More than three years after an investigation by the Guardian revealed that Thai fishing boats were enslaving their workers, Human Rights Watch reports that little has changed in the Thai seafood supply chain.
A new “Ethical Charter” drawn up by two of America’s largest produce associations promises to keep workers safer and ensure humane treatment on farms. But critics say the document is a two-page example of “greenwashing,” light on details and action, according to the Los Angeles Times.
Federal investigators say they haven’t found much evidence to back up claims of labor abuse on Hawaiian fishing boats, reports Civil Beat. The officials started interviewing foreign workers after an Associated Press investigation revealed human trafficking, egregious pay and abusive working conditions for the Southeast Asian men who make up the majority of Hawaii’s fishing fleet crews.
One of the poorest nations on earth, Liberia has made palm oil a key part of its campaign to create jobs and reduce poverty. The head of the country's National Investment Commission says the palm oil sector could bring employment to up to 100,000 Liberians, says the Guardian, but "there was little consideration in this process of those who lived on the land or had the right to it."

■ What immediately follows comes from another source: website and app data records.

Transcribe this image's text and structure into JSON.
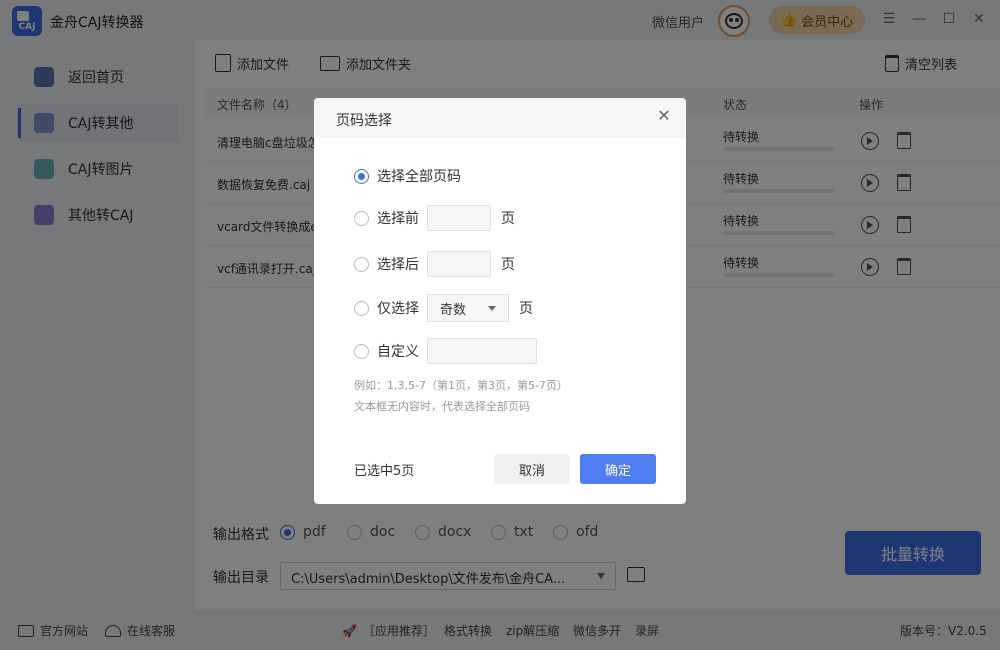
{
  "app": {
    "title": "金舟CAJ转换器",
    "logo_text": "CAJ"
  },
  "titlebar": {
    "user_name": "微信用户",
    "vip_label": "会员中心"
  },
  "sidebar": {
    "items": [
      {
        "label": "返回首页"
      },
      {
        "label": "CAJ转其他"
      },
      {
        "label": "CAJ转图片"
      },
      {
        "label": "其他转CAJ"
      }
    ]
  },
  "toolbar": {
    "add_file": "添加文件",
    "add_folder": "添加文件夹",
    "clear_list": "清空列表"
  },
  "table": {
    "headers": {
      "file_name": "文件名称（4）",
      "status": "状态",
      "action": "操作"
    },
    "rows": [
      {
        "name": "清理电脑c盘垃圾怎",
        "status": "待转换",
        "progress": 0
      },
      {
        "name": "数据恢复免费.caj",
        "status": "待转换",
        "progress": 0
      },
      {
        "name": "vcard文件转换成e",
        "status": "待转换",
        "progress": 0
      },
      {
        "name": "vcf通讯录打开.caj",
        "status": "待转换",
        "progress": 0
      }
    ]
  },
  "output": {
    "format_label": "输出格式",
    "formats": [
      "pdf",
      "doc",
      "docx",
      "txt",
      "ofd"
    ],
    "selected_format": "pdf",
    "dir_label": "输出目录",
    "dir_value": "C:\\Users\\admin\\Desktop\\文件发布\\金舟CA..."
  },
  "batch_button": "批量转换",
  "footer": {
    "website": "官方网站",
    "service": "在线客服",
    "recommend": "［应用推荐］",
    "links": [
      "格式转换",
      "zip解压缩",
      "微信多开",
      "录屏"
    ],
    "version": "版本号：V2.0.5"
  },
  "dialog": {
    "title": "页码选择",
    "options": {
      "all": "选择全部页码",
      "first": "选择前",
      "last": "选择后",
      "only": "仅选择",
      "custom": "自定义"
    },
    "page_unit": "页",
    "only_select_value": "奇数",
    "hint1": "例如：1,3,5-7（第1页，第3页，第5-7页）",
    "hint2": "文本框无内容时，代表选择全部页码",
    "selected_count": "已选中5页",
    "cancel": "取消",
    "confirm": "确定"
  },
  "colors": {
    "accent": "#3d6ee8",
    "vip": "#f4d3a6",
    "confirm": "#4e7ef2"
  }
}
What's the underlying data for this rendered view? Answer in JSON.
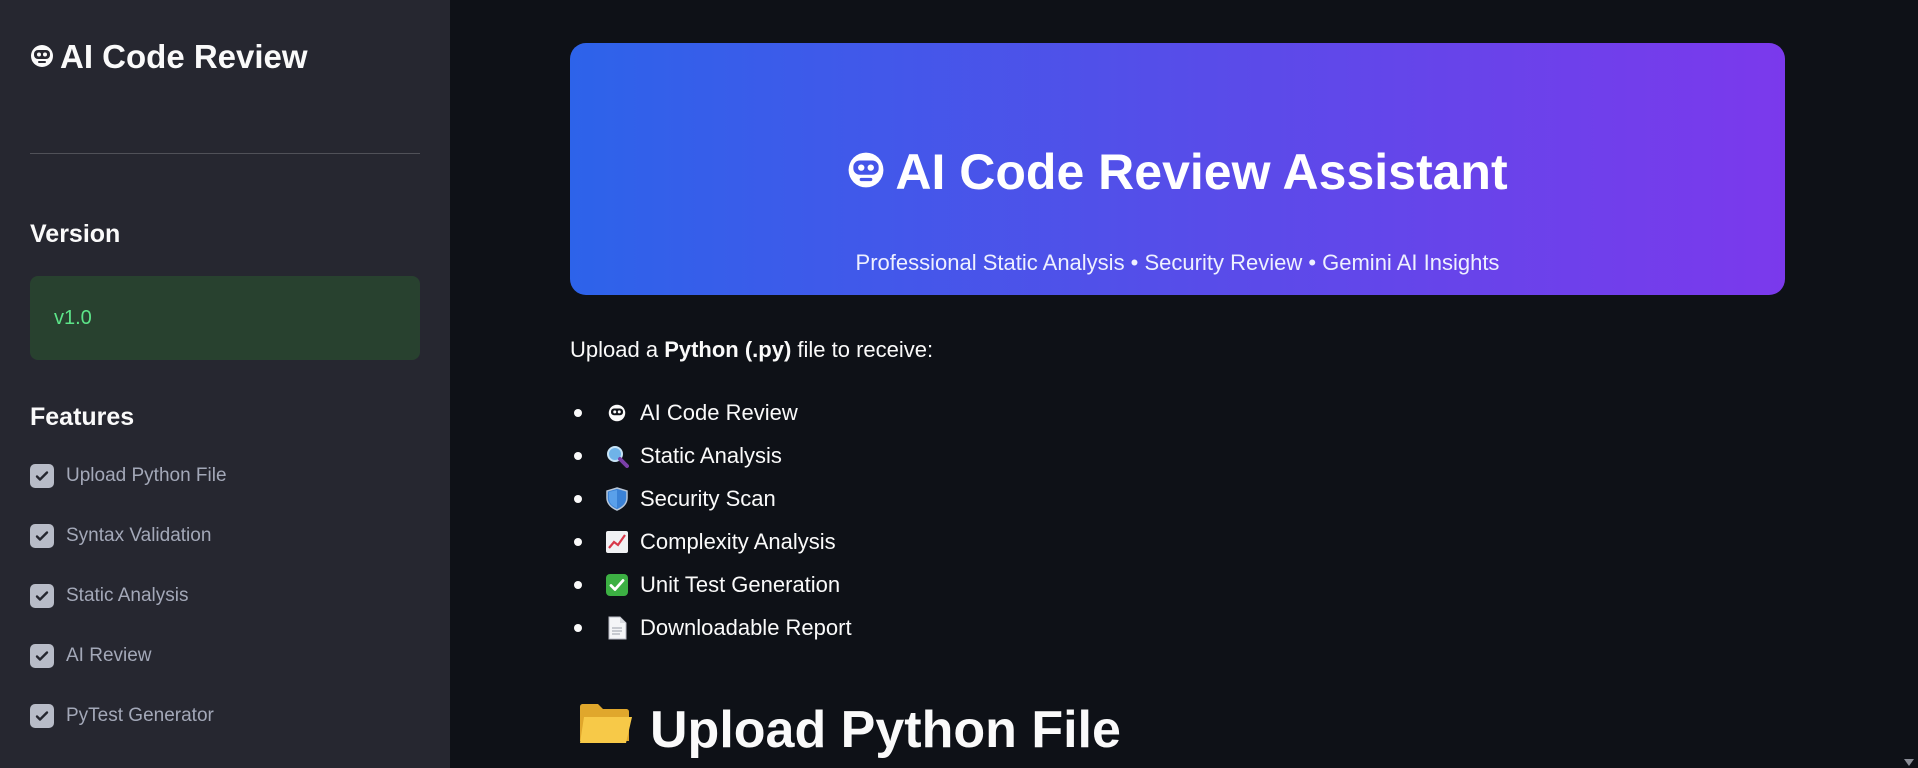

"Pervasive human trafficking" helped propel Thailand to the top tier of shrimp exporters, says an Associated Press investigation. The AP says that despite promises by government and business to clean up the seafood export industry, "shrimp peeled by modern-day slaves is reaching the United States, Europe and Asia."
In a piece that explores the dramatic expansion of palm-oil plantations in the rainforests of Indonesia, journalists Jocelyn Zuckerman and Michael Hudson detail abuses committed against the Batin Sembilan, an indigenous community in Sumatra that was forcibly resettled by the largest agribusiness in Asia, Wilmar International Limited.